──────── DATASET EXTRACT

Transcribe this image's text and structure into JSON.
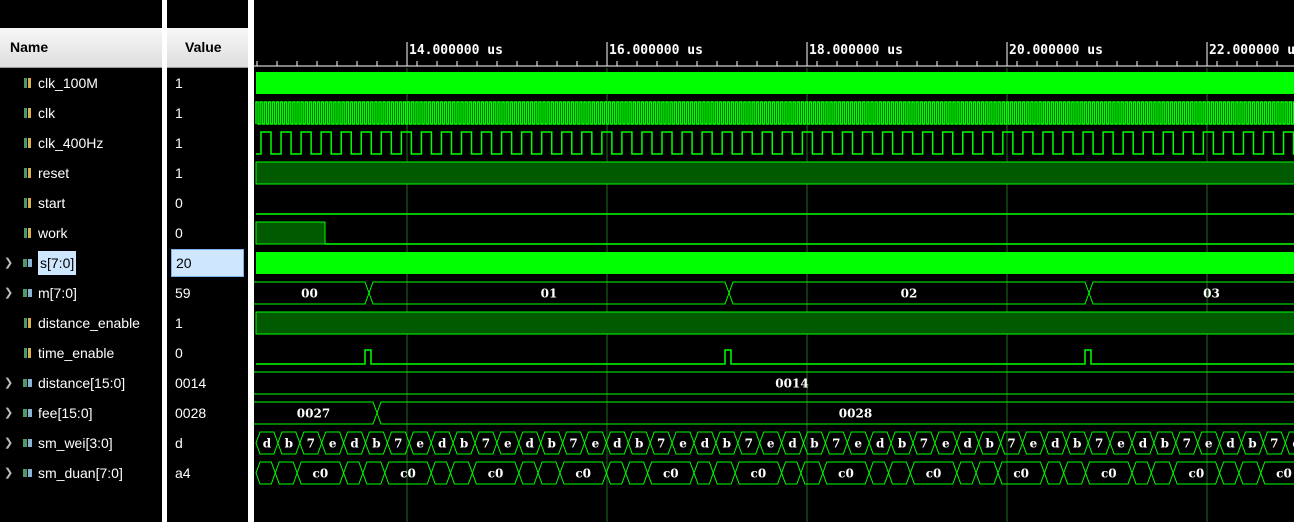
{
  "columns": {
    "name": "Name",
    "value": "Value"
  },
  "timeline": {
    "ticks": [
      {
        "t": 14,
        "label": "14.000000 us"
      },
      {
        "t": 16,
        "label": "16.000000 us"
      },
      {
        "t": 18,
        "label": "18.000000 us"
      },
      {
        "t": 20,
        "label": "20.000000 us"
      },
      {
        "t": 22,
        "label": "22.000000 us"
      }
    ]
  },
  "signals": [
    {
      "name": "clk_100M",
      "value": "1",
      "kind": "bit",
      "expandable": false
    },
    {
      "name": "clk",
      "value": "1",
      "kind": "bit",
      "expandable": false
    },
    {
      "name": "clk_400Hz",
      "value": "1",
      "kind": "bit",
      "expandable": false
    },
    {
      "name": "reset",
      "value": "1",
      "kind": "bit",
      "expandable": false
    },
    {
      "name": "start",
      "value": "0",
      "kind": "bit",
      "expandable": false
    },
    {
      "name": "work",
      "value": "0",
      "kind": "bit",
      "expandable": false
    },
    {
      "name": "s[7:0]",
      "value": "20",
      "kind": "bus",
      "expandable": true,
      "selected": true
    },
    {
      "name": "m[7:0]",
      "value": "59",
      "kind": "bus",
      "expandable": true
    },
    {
      "name": "distance_enable",
      "value": "1",
      "kind": "bit",
      "expandable": false
    },
    {
      "name": "time_enable",
      "value": "0",
      "kind": "bit",
      "expandable": false
    },
    {
      "name": "distance[15:0]",
      "value": "0014",
      "kind": "bus",
      "expandable": true
    },
    {
      "name": "fee[15:0]",
      "value": "0028",
      "kind": "bus",
      "expandable": true
    },
    {
      "name": "sm_wei[3:0]",
      "value": "d",
      "kind": "bus",
      "expandable": true
    },
    {
      "name": "sm_duan[7:0]",
      "value": "a4",
      "kind": "bus",
      "expandable": true
    }
  ],
  "bus_values": {
    "m": [
      "00",
      "01",
      "02",
      "03"
    ],
    "distance": [
      "0014"
    ],
    "fee": [
      "0027",
      "0028"
    ],
    "sm_wei_cycle": [
      "d",
      "b",
      "7",
      "e"
    ],
    "sm_duan": "c0"
  },
  "colors": {
    "wave": "#00ff00",
    "wave_fill": "#005a00",
    "grid": "#1c6e1c",
    "text": "#ffffff"
  }
}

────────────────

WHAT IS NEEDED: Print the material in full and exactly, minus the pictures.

RESULT FOR THIS EXERCISE:
Transcribe this image's text and structure into JSON.
{
  "columns": {
    "name": "Name",
    "value": "Value"
  },
  "timeline": {
    "ticks": [
      {
        "t": 14,
        "label": "14.000000 us"
      },
      {
        "t": 16,
        "label": "16.000000 us"
      },
      {
        "t": 18,
        "label": "18.000000 us"
      },
      {
        "t": 20,
        "label": "20.000000 us"
      },
      {
        "t": 22,
        "label": "22.000000 us"
      }
    ]
  },
  "signals": [
    {
      "name": "clk_100M",
      "value": "1",
      "kind": "bit",
      "expandable": false
    },
    {
      "name": "clk",
      "value": "1",
      "kind": "bit",
      "expandable": false
    },
    {
      "name": "clk_400Hz",
      "value": "1",
      "kind": "bit",
      "expandable": false
    },
    {
      "name": "reset",
      "value": "1",
      "kind": "bit",
      "expandable": false
    },
    {
      "name": "start",
      "value": "0",
      "kind": "bit",
      "expandable": false
    },
    {
      "name": "work",
      "value": "0",
      "kind": "bit",
      "expandable": false
    },
    {
      "name": "s[7:0]",
      "value": "20",
      "kind": "bus",
      "expandable": true,
      "selected": true
    },
    {
      "name": "m[7:0]",
      "value": "59",
      "kind": "bus",
      "expandable": true
    },
    {
      "name": "distance_enable",
      "value": "1",
      "kind": "bit",
      "expandable": false
    },
    {
      "name": "time_enable",
      "value": "0",
      "kind": "bit",
      "expandable": false
    },
    {
      "name": "distance[15:0]",
      "value": "0014",
      "kind": "bus",
      "expandable": true
    },
    {
      "name": "fee[15:0]",
      "value": "0028",
      "kind": "bus",
      "expandable": true
    },
    {
      "name": "sm_wei[3:0]",
      "value": "d",
      "kind": "bus",
      "expandable": true
    },
    {
      "name": "sm_duan[7:0]",
      "value": "a4",
      "kind": "bus",
      "expandable": true
    }
  ],
  "bus_values": {
    "m": [
      "00",
      "01",
      "02",
      "03"
    ],
    "distance": [
      "0014"
    ],
    "fee": [
      "0027",
      "0028"
    ],
    "sm_wei_cycle": [
      "d",
      "b",
      "7",
      "e"
    ],
    "sm_duan": "c0"
  },
  "colors": {
    "wave": "#00ff00",
    "wave_fill": "#005a00",
    "grid": "#1c6e1c",
    "text": "#ffffff"
  }
}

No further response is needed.